Science - 4th Grade
Standard 3 Objective 2
Students work through stations exploring the erosive effects of waves, streams, glaciers, and wind.
Sand, by Ellen J. Prager; ISBN 0-7922-7104-1
Kids Discover: Glaciers, by Stella Sands; ISSN 1054-2868
What Happens to Rock big book by Fred & Jeanne Biddulph; ISBN 0-7802-2794-8
"Rock Stars", by Beth Geiger. National Geographic Explorer, National Geographic Society; Vol 7, No. 5, March 2008; pp. 10-17; ISSN 1541-3357
"Earth Movers", by Lesley J. MacDonald. National Geographic Explorer, National Geographic Society; Vol 6, No. 2, Oct 2006, pp. 18-23; ISSN 1541-3357
Organizations Minerals Management Service, 1849 C Street, NW Washington, D.C. 20240, http://mms.gov/mmshome.htm
When water, wind and ice move rock, soil or another material it is called erosion. Erosion is the mover and weathering is the breaker. Helping students understand the differences between erosion and weathering is important.
The three simplest causes of erosion are wind, water, and glaciers. Wind carries away loose bits of soil and rock, particularly in dry areas with no plants to cover and protect the land. Water can erode in several different ways. Flowing water carries soil and rock particles down streams, rivers and into lakes and oceans. Ocean waves pounding the shore and ocean currents can also carry particles away. Finally, glaciers, massive slow moving rivers of ice, gouge the land beneath them and scrape away particles and rocks away.
The scientific investigations in this activity will demonstrate three different types of erosion. They can either be presented as individual whole class investigations or as centers with small rotating groups. Four plastic boxes will be used: the stream and wave box will demonstrate water erosion, and the wind and glacier boxes will represent their respective types of erosion.
The following activities will allow the students to simulate the four types of erosion listed above. Students will follow the directions on task cards at each station and record their observations in their student journals.
1. Observe simple objects and patterns and report their observations.
2. Compare things and events.
3. Conduct a simple investigation when given directions.
Invitation to Learn
Two volunteers will act out a skit that illustrates the differences between weathering and erosion. Each actor will wear a hard hat labeled with "Weathering" or "Erosion." Different types of cookies representing the different types of rocks--sandwich cookies to represent sedimentary rocks, gingersnaps to represent metamorphic rocks and chocolate chip cookies to represent igneous rocks--will be used to illustrate how the rocks are broken up and transported away. A toy dump truck will represent erosion and a toy hammer will represent weathering. Write the analogy "Weathering is to a hammer as erosion is to a dump truck."

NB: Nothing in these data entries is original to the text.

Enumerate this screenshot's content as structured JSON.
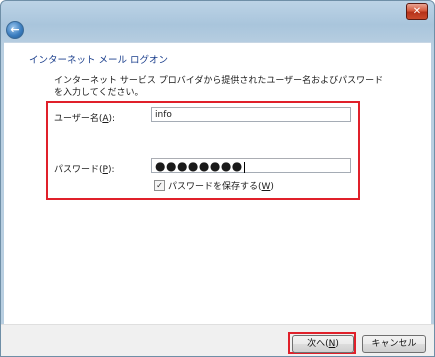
{
  "window": {
    "close_label": "✕",
    "back_glyph": "←"
  },
  "page": {
    "title": "インターネット メール ログオン",
    "instructions": "インターネット サービス プロバイダから提供されたユーザー名およびパスワードを入力してください。"
  },
  "form": {
    "username_label_prefix": "ユーザー名(",
    "username_label_key": "A",
    "username_label_suffix": "):",
    "username_value": "info",
    "password_label_prefix": "パスワード(",
    "password_label_key": "P",
    "password_label_suffix": "):",
    "password_mask": "●●●●●●●●",
    "remember_label_prefix": "パスワードを保存する(",
    "remember_label_key": "W",
    "remember_label_suffix": ")",
    "remember_checked": true,
    "check_glyph": "✓"
  },
  "footer": {
    "next_label_prefix": "次へ(",
    "next_label_key": "N",
    "next_label_suffix": ")",
    "cancel_label": "キャンセル"
  },
  "colors": {
    "highlight": "#e0202a",
    "title_text": "#1a3e8c"
  }
}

Read to the students from the book What Happens to Rock. Emphasize throughout the reading that weathering is the breaking action of rocks and erosion is the moving action of the particles.
Prepare Erosion Boxes
Group the students so that 3 to 4 of them will be at a station at a time. Explain that they will need to follow the Investigation Procedure listed on the card and then discuss with their small group the Investigation Questions on the opposite side of the card. Have them complete the required questions, and if time permits, the optional questions.
Curriculum Extensions/Adaptations/ Integration
Chesbro, R., (2006). Using Interactive Science Notebooks for Inquiry-Based Science. Science Scope. 29(3) 30-34.
The interactive science notebook is an opportunity for students to create and use a notebook that represents their science learning throughout the year. Interactive science notebooks enhance learning by encouraging students to write across the curriculum and promote personal connections to learning.
Klentschy, M., (2005). Science Notebook Essentials. Science & Children.
This article focuses on the effective components of student science notebooks and their use as an effective teaching tool to assist students in developing a deeper understanding of science content.